¶5 In due time motion for new trial was filed. On the 2nd day of January, 1957 the court sustained the motion for new trial. Counsel for the defendant immediately requested that the court state the grounds upon which it was granting the new trial. This the court refused to do.
¶6 Thereafter each party presented a journal entry, both of which the trial court refused to sign. The court then directed the preparation of a journal entry finding that all grounds of the motion for new trial were sustained, which was signed by the court and filed in the case.
¶7 Notice of intention to appeal to this court was timely given and the appeal has been duly perfected.
¶8 The sole question presented here is that the action of the trial court in sustaining a motion for new trial was an abuse of discretion, arbitrary and capricious.
¶9 In this connection the defendant cites and relies primarily upon the case of City of Tulsa v. Harman, 148 Okl. 117, 299 P. 462, 463, wherein this court in effect, holds that upon a timely request the trial court should indicate on what grounds of the motion for new trial it was sustaining the motion for new trial.
¶10 The plaintiff, defendant in error here, takes the position that the journal entry contains the finding and specifications of the reason for sustaining the motion for new trial.
¶11 In this connection she cites and relies upon the case of Pettigrew v. Harmon, 62 Okl. 245, 162 P. 458, in which this court held that the journal entry showing the order of the court is the only evidence this court may consider, and that oral statements taken down by the reporter could not be considered to control the recital of the formal journal entry. The holdings in the cases of Gates v. Settlers' Milling Canal & Reservoir Co., 19 Okl. 83, 91 P. 856 and James v. Coleman, 64 Okl. 99, 166 P. 210, and Ruby v. Warrior, 71 Okl. 82, 175 P. 355, cited by the plaintiff are to the same effect.
¶12 Oral remarks of the trial court in sustaining the motion for new trial cannot operate to prevent this court from reviewing the entire record in order to determine whether said new trial was properly granted for reasons other than those stated by the court.
¶13 In the journal entry prepared under the direction of the trial court, which contained the order granting the new trial, the trial judge found that the verdict returned was contrary to the evidence, against the clear weight and preponderance thereof, and was not supported thereby; that plaintiff was deprived of a fair and just trial and substantial justice has not been done; that the court erred in the admission of certain evidence, and particularly the statement of Mrs. K.; that counsel for the defendant was guilty of misconduct in the argument which was prejudicial and contributed to the injustice of the verdict; and that all the grounds of the motion for new trial should be sustained. The findings therein are sufficient to satisfy the defendant's request for specific reasons for the granting of the new trial.
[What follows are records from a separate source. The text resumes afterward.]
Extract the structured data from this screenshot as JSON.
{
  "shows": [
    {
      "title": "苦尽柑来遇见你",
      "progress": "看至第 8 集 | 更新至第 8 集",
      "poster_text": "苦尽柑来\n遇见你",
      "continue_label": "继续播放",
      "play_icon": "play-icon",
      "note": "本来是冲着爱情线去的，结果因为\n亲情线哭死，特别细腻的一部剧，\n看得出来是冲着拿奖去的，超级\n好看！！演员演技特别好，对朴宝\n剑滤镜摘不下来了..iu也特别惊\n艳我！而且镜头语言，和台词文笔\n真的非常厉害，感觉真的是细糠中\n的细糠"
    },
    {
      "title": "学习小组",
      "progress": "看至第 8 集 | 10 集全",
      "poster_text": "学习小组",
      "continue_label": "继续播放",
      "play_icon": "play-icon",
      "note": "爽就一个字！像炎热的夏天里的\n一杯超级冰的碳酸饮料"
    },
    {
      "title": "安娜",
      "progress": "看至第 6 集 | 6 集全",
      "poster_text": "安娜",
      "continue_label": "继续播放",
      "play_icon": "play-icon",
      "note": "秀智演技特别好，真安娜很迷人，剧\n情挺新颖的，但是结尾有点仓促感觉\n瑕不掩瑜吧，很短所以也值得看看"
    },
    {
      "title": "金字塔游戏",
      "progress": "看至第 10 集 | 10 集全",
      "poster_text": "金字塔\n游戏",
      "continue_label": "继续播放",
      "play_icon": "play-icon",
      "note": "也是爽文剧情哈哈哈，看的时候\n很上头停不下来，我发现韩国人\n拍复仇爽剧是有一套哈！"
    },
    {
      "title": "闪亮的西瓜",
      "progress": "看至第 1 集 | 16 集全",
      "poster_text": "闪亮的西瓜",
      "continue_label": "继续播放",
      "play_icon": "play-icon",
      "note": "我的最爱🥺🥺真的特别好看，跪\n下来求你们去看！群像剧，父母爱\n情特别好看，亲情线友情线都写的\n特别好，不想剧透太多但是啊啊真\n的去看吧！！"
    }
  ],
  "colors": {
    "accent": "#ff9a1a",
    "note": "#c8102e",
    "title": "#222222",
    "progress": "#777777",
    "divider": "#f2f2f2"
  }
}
¶14 The defendant states, however, that the record discloses that no irregularities occurred at the trial and that the evidence adduced fails to sustain the findings of the trial court set forth in the journal entry.
¶15 In converse the plaintiff suggests that the record clearly sustains the findings of the trial court therein that she did not have a fair trial; and that the court was correct in sustaining the motion for new trial.
¶16 The record detailed, as well as the presentation by both parties on oral argument, indicates that at the time of the signing of the journal entry the court specifically stated that it set forth the court's interpretation of its ruling in granting the new trial.
¶17 We have, without exception, held that the trial court has a broad discretion in the granting of a new trial, and its action in granting the same will not be disturbed on appeal unless there is a clear showing of manifest error in some pure question of law, or that it acted arbitrarily or capriciously. Fred Jones Co. v. Bowline, Okl., 309 P.2d 296; Oklahoma City v. Caple, 178 Okl. 296, 62 P.2d 1025; Harper v. Pratt, 193 Okl. 86, 141 P.2d 562. The record in this case discloses no abuse of discretion or manifest error.
¶18 Judgment affirmed.
¶19 WELCH, C.J., and DAVISON, JOHNSON and WILLIAMS, JJ., concur.
¶20 HALLEY and BLACKBIRD, JJ., dissent.